Excerpts from an interface dataset:
-- -- --
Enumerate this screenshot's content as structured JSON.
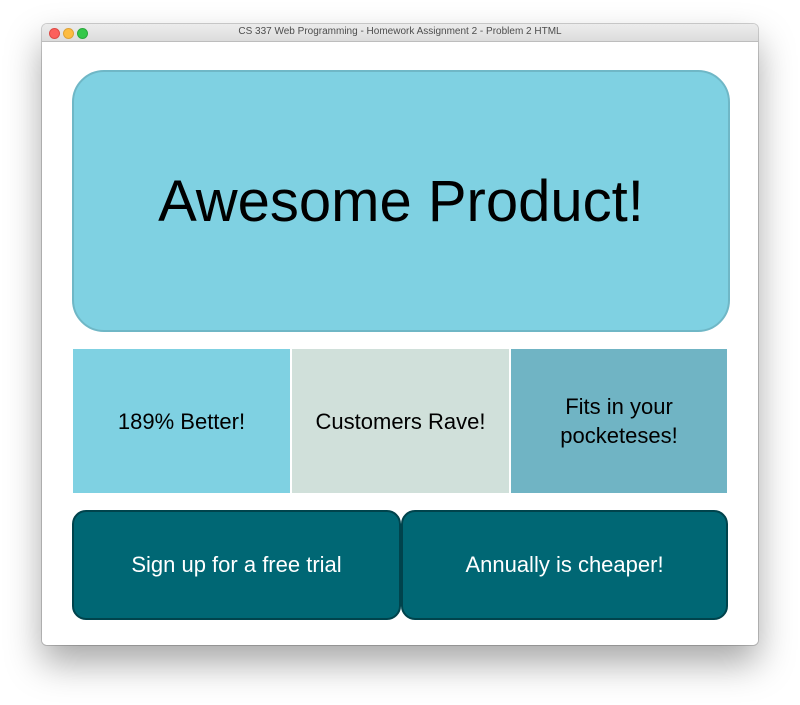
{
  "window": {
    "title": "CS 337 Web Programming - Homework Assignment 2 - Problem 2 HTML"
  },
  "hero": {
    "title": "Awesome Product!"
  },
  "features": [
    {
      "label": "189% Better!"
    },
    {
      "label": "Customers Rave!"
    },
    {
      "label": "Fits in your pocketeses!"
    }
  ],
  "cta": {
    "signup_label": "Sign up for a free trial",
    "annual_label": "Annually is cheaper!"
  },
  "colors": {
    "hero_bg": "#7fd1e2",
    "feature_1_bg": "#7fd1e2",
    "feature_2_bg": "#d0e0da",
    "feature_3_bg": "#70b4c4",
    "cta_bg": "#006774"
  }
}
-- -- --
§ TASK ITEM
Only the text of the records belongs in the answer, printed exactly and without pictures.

§ SOLVED EXERCISE
Enumerate this screenshot's content as structured JSON.
{
  "window": {
    "title": "CS 337 Web Programming - Homework Assignment 2 - Problem 2 HTML"
  },
  "hero": {
    "title": "Awesome Product!"
  },
  "features": [
    {
      "label": "189% Better!"
    },
    {
      "label": "Customers Rave!"
    },
    {
      "label": "Fits in your pocketeses!"
    }
  ],
  "cta": {
    "signup_label": "Sign up for a free trial",
    "annual_label": "Annually is cheaper!"
  },
  "colors": {
    "hero_bg": "#7fd1e2",
    "feature_1_bg": "#7fd1e2",
    "feature_2_bg": "#d0e0da",
    "feature_3_bg": "#70b4c4",
    "cta_bg": "#006774"
  }
}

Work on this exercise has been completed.